Exercise data section start
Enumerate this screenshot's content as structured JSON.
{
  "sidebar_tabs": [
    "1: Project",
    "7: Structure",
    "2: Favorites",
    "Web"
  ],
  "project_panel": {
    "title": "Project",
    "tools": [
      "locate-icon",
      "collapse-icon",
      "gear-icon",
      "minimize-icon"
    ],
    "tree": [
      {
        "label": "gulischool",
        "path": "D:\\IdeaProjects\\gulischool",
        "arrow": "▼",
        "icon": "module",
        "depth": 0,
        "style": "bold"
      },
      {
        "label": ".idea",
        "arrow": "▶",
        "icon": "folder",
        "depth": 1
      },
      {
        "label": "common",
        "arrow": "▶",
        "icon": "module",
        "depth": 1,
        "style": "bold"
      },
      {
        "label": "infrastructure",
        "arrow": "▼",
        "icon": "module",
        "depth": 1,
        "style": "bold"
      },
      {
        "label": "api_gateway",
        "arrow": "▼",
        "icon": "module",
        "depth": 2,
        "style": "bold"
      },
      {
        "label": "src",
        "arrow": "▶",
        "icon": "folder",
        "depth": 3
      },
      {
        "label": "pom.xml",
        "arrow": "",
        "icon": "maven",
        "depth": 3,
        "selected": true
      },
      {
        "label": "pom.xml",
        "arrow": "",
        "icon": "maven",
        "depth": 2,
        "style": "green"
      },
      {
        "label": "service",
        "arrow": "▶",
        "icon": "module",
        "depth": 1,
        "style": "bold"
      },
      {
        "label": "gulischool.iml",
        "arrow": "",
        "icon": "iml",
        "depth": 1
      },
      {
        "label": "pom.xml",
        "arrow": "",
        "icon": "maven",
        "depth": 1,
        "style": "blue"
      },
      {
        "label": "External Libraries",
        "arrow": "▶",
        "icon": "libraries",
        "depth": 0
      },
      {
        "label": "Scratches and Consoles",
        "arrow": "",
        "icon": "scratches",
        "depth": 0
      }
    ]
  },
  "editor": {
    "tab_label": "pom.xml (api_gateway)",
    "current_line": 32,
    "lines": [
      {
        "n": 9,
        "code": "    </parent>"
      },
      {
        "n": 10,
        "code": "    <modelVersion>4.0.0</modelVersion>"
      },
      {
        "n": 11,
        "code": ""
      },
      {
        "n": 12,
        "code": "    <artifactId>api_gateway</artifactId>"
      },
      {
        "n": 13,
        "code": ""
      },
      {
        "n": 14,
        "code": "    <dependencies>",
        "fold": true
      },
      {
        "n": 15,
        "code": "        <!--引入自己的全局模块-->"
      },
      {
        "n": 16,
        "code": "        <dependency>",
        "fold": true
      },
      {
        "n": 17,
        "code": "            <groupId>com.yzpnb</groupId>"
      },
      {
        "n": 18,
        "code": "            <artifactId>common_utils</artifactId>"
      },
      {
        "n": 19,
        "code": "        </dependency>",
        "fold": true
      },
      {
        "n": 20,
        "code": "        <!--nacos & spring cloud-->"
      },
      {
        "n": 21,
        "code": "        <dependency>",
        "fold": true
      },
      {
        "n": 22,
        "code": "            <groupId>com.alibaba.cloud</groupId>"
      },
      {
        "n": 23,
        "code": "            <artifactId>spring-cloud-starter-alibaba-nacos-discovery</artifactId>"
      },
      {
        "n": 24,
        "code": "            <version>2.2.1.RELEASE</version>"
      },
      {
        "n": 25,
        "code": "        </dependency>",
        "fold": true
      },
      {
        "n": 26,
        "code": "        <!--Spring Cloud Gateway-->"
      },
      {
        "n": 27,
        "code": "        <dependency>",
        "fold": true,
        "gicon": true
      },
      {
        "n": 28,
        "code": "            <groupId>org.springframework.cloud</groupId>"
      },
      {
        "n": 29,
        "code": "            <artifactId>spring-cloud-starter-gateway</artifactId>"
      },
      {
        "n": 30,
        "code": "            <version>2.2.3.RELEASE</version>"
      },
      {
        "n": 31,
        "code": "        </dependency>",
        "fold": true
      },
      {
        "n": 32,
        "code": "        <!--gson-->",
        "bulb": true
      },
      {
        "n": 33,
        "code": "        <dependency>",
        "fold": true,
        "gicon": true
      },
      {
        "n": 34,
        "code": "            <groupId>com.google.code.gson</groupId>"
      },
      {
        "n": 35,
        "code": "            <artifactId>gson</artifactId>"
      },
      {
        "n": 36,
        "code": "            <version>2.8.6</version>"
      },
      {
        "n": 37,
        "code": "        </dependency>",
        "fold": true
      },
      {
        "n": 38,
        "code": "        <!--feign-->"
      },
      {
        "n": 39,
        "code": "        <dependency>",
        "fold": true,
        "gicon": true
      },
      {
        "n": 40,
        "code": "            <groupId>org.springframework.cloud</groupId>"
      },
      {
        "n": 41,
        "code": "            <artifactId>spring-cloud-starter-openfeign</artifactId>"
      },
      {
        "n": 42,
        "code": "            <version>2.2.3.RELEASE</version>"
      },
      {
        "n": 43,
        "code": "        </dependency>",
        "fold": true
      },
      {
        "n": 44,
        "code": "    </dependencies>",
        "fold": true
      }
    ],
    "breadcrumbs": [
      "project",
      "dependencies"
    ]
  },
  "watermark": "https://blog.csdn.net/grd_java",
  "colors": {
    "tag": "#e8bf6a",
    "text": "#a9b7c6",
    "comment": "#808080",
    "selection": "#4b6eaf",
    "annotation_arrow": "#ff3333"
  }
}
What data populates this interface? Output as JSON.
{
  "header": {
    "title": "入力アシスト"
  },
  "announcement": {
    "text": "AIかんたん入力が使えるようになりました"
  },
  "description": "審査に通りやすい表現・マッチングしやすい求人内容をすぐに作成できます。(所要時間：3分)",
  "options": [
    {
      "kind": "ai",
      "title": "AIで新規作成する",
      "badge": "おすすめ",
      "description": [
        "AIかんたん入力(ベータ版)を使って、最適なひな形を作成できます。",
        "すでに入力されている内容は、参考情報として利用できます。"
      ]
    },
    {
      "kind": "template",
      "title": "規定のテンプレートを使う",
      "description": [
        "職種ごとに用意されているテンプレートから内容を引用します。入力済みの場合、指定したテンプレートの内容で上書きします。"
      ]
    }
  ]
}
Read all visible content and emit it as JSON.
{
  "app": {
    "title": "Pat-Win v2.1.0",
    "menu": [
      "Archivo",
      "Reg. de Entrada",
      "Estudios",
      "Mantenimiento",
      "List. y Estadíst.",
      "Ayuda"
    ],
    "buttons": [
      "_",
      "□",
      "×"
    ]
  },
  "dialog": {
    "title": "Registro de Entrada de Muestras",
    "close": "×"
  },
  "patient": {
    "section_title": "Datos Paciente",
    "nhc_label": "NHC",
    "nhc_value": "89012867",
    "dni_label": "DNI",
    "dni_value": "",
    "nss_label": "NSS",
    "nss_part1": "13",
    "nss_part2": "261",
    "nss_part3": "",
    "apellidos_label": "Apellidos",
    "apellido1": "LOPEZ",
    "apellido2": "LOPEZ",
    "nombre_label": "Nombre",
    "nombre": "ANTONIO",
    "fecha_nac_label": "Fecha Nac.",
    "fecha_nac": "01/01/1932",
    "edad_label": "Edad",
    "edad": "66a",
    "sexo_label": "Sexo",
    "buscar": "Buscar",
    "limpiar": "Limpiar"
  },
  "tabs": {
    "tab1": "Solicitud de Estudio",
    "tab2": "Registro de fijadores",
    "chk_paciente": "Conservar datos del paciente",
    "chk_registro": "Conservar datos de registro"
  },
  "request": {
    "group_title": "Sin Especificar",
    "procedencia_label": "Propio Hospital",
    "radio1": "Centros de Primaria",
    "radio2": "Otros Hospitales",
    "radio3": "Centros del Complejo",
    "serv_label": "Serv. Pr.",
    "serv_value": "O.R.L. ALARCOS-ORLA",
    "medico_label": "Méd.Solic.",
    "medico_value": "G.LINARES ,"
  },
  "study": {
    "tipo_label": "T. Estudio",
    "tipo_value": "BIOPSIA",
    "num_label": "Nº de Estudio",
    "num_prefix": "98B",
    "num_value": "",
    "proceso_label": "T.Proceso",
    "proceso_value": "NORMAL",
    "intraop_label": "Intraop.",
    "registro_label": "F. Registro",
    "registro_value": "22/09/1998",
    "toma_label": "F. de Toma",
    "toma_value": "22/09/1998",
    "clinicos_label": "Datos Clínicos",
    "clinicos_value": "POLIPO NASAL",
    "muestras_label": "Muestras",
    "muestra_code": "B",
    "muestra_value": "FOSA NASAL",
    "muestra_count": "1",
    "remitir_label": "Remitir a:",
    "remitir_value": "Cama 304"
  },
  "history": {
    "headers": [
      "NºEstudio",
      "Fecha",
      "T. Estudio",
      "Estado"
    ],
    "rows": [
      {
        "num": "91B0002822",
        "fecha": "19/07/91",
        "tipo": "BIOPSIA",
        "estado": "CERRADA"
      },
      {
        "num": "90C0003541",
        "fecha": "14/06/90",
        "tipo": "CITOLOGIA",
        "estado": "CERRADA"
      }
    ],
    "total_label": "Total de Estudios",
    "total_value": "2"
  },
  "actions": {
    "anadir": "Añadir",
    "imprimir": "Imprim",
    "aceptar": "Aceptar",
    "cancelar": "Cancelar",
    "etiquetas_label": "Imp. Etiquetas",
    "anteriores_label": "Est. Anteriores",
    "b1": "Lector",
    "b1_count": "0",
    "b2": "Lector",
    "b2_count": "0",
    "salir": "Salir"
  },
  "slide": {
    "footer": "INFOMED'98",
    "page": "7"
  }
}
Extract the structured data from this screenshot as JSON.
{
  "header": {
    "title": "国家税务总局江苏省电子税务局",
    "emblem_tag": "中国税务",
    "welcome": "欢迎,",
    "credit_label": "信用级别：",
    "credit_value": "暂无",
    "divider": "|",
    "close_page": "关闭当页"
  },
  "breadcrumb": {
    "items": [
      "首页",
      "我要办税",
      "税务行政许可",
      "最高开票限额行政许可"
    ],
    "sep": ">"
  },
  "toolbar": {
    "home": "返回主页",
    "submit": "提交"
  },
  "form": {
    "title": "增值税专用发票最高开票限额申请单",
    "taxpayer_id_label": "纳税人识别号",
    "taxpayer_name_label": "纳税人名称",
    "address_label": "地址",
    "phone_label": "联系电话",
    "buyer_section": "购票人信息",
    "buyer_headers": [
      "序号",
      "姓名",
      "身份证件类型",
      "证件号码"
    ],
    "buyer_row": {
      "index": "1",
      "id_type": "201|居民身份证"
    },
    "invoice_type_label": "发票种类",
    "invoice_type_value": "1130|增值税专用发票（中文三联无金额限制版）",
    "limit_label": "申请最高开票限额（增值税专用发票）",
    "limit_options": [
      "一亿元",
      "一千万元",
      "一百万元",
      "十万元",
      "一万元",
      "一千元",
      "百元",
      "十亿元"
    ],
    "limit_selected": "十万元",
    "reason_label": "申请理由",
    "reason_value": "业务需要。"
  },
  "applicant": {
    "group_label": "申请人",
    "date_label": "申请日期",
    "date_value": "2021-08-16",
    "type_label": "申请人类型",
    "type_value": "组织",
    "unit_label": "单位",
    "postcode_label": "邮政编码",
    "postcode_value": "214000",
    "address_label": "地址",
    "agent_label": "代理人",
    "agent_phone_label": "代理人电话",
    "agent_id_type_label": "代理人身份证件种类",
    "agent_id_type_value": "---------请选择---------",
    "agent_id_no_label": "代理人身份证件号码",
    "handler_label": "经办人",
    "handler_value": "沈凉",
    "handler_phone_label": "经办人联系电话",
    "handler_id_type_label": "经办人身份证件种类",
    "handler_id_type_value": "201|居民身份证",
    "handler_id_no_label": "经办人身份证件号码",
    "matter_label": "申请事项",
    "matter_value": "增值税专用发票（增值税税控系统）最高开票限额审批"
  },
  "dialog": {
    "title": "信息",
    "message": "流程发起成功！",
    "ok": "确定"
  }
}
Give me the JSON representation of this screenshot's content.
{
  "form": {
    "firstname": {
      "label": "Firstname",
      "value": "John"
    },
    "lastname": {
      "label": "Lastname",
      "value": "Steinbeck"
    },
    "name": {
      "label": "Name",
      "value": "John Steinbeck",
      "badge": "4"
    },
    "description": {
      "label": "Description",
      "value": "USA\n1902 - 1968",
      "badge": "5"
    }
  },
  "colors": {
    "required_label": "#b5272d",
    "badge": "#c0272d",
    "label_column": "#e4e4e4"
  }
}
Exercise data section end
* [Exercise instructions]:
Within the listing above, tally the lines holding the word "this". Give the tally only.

* [Exercise output]:
4